Monday, March 21, 2011

A sense of place – starting with location

There are lots of ways of starting a book and one way of starting a book is with location. I like being immersed in my surroundings in the first couple of paragraphs when in a book and find it very effective.

Here’s a few examples…

The first example is from Kimberley Lang’s What happens in Vegas…
That was an actual mirrored disco ball spinning over a lighted dance floor. Hundreds of sweaty bodies crowded the dance floor, moving to a techno dance mix, and the bass line thumped like a heartbeat. This club-The Zoo- had strobe lights, LED-lit jungle vines hanging from the ceiling and zebra-striped furniture. This place took tacky to a whole new level.

Next, from Kate Hardy’s Good Girl or Gold-Digger?

Someone really had broken into the fairground museum. Several people-and pretty drunk, too, judging by the number of smashed bottles around the gallopers and the vomit sprayed nearby. Yobs who’d thought it would be a laugh to cut off the horses’ tails and spray-paint obscene graffiti along their sides. And they’d used the café as a coconut shy and lobbed stones through the plate glass, wrecking it.
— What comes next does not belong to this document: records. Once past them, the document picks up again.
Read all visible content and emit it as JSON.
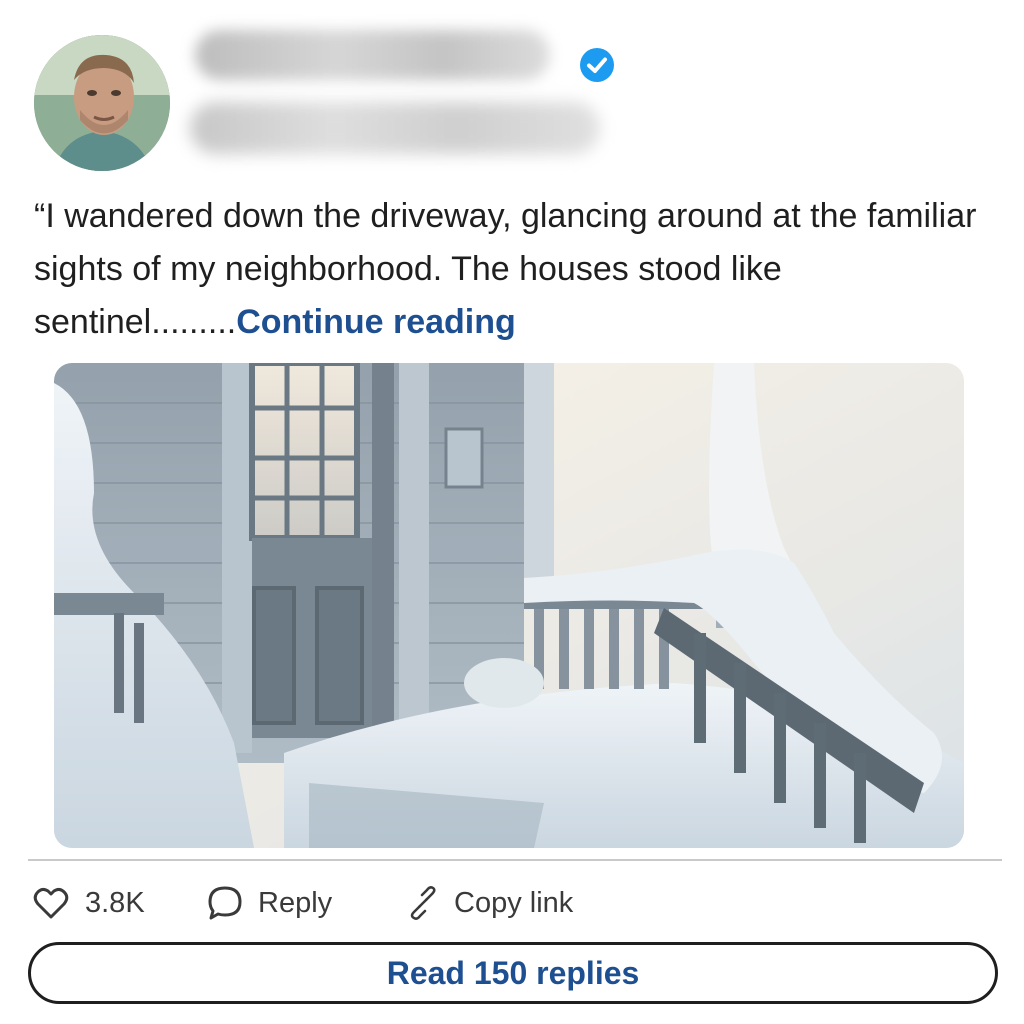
{
  "post": {
    "text": "“I wandered down the driveway, glancing around at the familiar sights of my neighborhood. The houses stood like sentinel.........",
    "continue_label": "Continue reading"
  },
  "actions": {
    "likes_count": "3.8K",
    "reply_label": "Reply",
    "copy_link_label": "Copy link"
  },
  "read_replies_label": "Read 150 replies",
  "colors": {
    "link": "#1e4f91",
    "verified": "#1d9bf0"
  }
}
Finally, to show that I really like opening a story this way, here’s a location passage a couple of paragraphs in from the start of my current wip.

Grey clouds blackened, swelling with rain. A low rumble, then the heavens opened, dashing a fierce quiver of angry rain arrows towards the group huddled next to the open grave. In an instant, a flurry of umbrellas soared skywards, painting the monochrome scene with colour.

What's your favorite way of opening a story?


Maya Blake said...

I'm partial to a bit of action myself, Sally but I don't mind a bit of scene setting too. Love your first para ;)

Sutton Fox said...

Great first para, Sally. The imagery is so vivid, I could see the umbrellas popping open, one after the other.

I'm with Maya though, I prefer the action to grab me first.

Sally Clements said...

Love action starts too... will go find some (rustle rustle)

Romy Sommer said...

I find it interesting that a description can also carry a fair amount of emotion/opnion, setting the scene way beyond the physical.
In all three examples above we really get a sense of how the setting is affceting the main character before we've even met them.